Principle #2: Use your money to benefit others.
The authors recommend making a donation to your favorite charity on the same day each year, say your birthday, Valentine’s day or Christmas.
Short on cash? You can also do a lot of good by donating your stuff, your time or your talent. You can read a book to the elderly or the sick, you can help build homes locally with Habitat for Humanity, or you can donate things you don’t use anymore to a local charity.
Principle #3: Buy many small pleasures rather than fewer large ones.
Some people work hard 51 weeks each year then treat themselves to one decadent week of vacation. Or they splurge and buy themselves an extravagant gift. Instead, the authors suggest that indulging in many small pleasures leads to more happiness. To some degree, it makes sense. Little bits of happiness throughout the day, the week or the year would maintain our happiness tank on high.
Small pleasures might include dining out, getting a massage or organizing a surprise for someone. Of course, some small pleasures are completely free, such as a walk in the park or enjoying a sunset.
Principle #4: Delay consumption.
This is probably a harder concept to grasp and implement in our instant gratification society. Stores constantly encourage us to “buy now, pay later.” This may be great for short-term happiness, but it’s a surefire way to get into debt.
Paying now and consuming later is a better strategy for two reasons: it keeps us out of debt and it creates anticipation (which itself causes pleasure). In other words, delayed gratification is a better recipe for happiness.
Principle #5: Beware of comparison shopping.

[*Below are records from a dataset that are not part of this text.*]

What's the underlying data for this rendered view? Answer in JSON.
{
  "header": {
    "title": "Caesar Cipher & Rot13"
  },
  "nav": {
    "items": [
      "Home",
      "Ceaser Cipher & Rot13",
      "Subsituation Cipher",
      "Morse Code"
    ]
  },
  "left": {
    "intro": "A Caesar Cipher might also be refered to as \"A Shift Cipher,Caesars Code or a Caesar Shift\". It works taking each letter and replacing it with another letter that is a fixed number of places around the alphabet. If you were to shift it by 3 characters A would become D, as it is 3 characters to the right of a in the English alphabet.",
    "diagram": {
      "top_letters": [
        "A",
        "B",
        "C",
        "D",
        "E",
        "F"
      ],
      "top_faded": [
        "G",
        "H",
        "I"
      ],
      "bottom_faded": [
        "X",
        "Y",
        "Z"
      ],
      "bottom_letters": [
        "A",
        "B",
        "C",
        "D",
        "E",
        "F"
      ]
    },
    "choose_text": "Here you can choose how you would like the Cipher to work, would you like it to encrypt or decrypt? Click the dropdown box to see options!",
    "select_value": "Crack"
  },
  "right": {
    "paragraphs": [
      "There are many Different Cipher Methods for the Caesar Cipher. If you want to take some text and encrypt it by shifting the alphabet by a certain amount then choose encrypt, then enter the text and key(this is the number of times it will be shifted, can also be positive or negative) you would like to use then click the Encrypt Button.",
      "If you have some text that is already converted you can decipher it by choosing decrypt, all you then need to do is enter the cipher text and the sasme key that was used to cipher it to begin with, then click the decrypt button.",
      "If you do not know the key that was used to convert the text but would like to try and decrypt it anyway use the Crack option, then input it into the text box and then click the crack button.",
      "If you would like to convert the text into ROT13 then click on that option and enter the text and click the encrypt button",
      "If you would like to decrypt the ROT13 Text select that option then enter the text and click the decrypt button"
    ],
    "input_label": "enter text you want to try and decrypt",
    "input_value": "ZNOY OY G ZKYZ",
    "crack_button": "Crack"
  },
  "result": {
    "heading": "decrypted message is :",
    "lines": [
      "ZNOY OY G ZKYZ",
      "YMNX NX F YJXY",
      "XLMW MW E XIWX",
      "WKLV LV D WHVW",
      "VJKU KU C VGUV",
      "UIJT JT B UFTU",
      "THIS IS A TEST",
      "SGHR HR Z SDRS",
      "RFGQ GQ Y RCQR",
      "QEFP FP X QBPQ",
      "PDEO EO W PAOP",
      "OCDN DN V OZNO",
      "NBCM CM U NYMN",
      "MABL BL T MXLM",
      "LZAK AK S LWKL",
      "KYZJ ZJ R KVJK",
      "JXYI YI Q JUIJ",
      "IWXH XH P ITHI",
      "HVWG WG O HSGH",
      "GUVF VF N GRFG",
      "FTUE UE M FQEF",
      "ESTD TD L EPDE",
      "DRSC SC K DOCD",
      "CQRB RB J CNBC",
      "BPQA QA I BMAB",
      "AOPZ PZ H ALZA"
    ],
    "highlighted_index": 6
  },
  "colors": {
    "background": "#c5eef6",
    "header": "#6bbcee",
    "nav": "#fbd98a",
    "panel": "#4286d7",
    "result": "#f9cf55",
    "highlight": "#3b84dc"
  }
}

Consumer behaviorists tell us that people are actually happier with fewer choices. Otherwise, we may face analysis paralysis or buyer’s remorse, neither of which is good. Think about the last time you had to buy a camera, printer, computer, car or mattress. How often did you feel 100% convinced that you made the right choice? Experts recommend you do your research, make your selection and don’t look back.
Ultimately, some of our unhappiness is self-created: we compare ourselves with our neighbors, our friends, people on TV or in tabloids, our school mates or our soul mate. A wiser way to live may be to only compare your life with your life. Aim to be better off this year than last year, in every aspect of your life: happiness-wise, financially, socially, educationally and physically.
Dr. Zeltzman is a board-certified veterinary surgeon and serial entrepreneur. His traveling surgery practice takes him all over Eastern Pennsylvania and Western New Jersey. You can visit his websites at DrPhilZeltzman.com and VeterinariansInParadise.com.